Proverbs 15:1

Gentleness is especially appropriate if the person who wronged you is experiencing unusual stress. If so, the wrong done to you may be a symptom of a deeper problem. By responding in a gentle and compassionate manner, you may minister powerfully to the other person.

Taken from The Peacemaker: A Biblical Guide to Resolving Personal Conflict
by Ken Sande, Updated Edition (Grand Rapids, Baker Books, 2003) p. 86.


Food for Thought


A gentle answer turns away wrath and could possibly open up the door to peacemaking.

Directly confronting an unusually stressed-out person rarely proves effective. The defenses go up and the door of conversation usually gets slammed shut. Consider how this happens in your own life. When you’re unusually stressed, are you just wishing someone would come up and directly confront you? Even if you’re the one in the wrong? Probably not.
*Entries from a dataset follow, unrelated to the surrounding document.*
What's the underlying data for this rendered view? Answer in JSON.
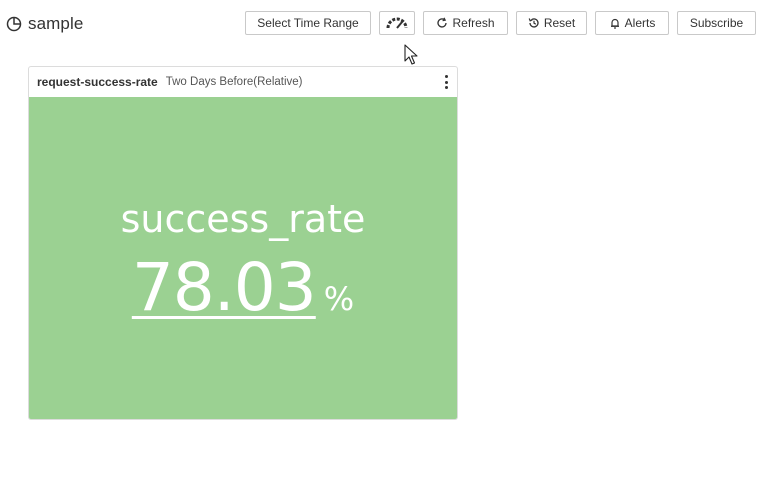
{
  "dashboard": {
    "title": "sample",
    "title_icon": "pie-chart-icon"
  },
  "toolbar": {
    "select_time_range_label": "Select Time Range",
    "speedometer_icon": "gauge-icon",
    "refresh_label": "Refresh",
    "refresh_icon": "refresh-icon",
    "reset_label": "Reset",
    "reset_icon": "history-icon",
    "alerts_label": "Alerts",
    "alerts_icon": "bell-icon",
    "subscribe_label": "Subscribe"
  },
  "panel": {
    "name": "request-success-rate",
    "time_range": "Two Days Before(Relative)",
    "menu_icon": "kebab-menu-icon",
    "background_color": "#9bd192",
    "metric": {
      "name": "success_rate",
      "value": "78.03",
      "unit": "%"
    }
  }
}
But is an unusually stressed-out person grateful when someone treats them with gentleness? Even if they’re in the wrong? Almost always. The defenses are lowered and you just might be invited in; in where the deeper issue resides that may not have anything to do with you. So think about who you might be particularly gentle with this week, and pray that instead of stirring up anger, you might minister powerfully to that person.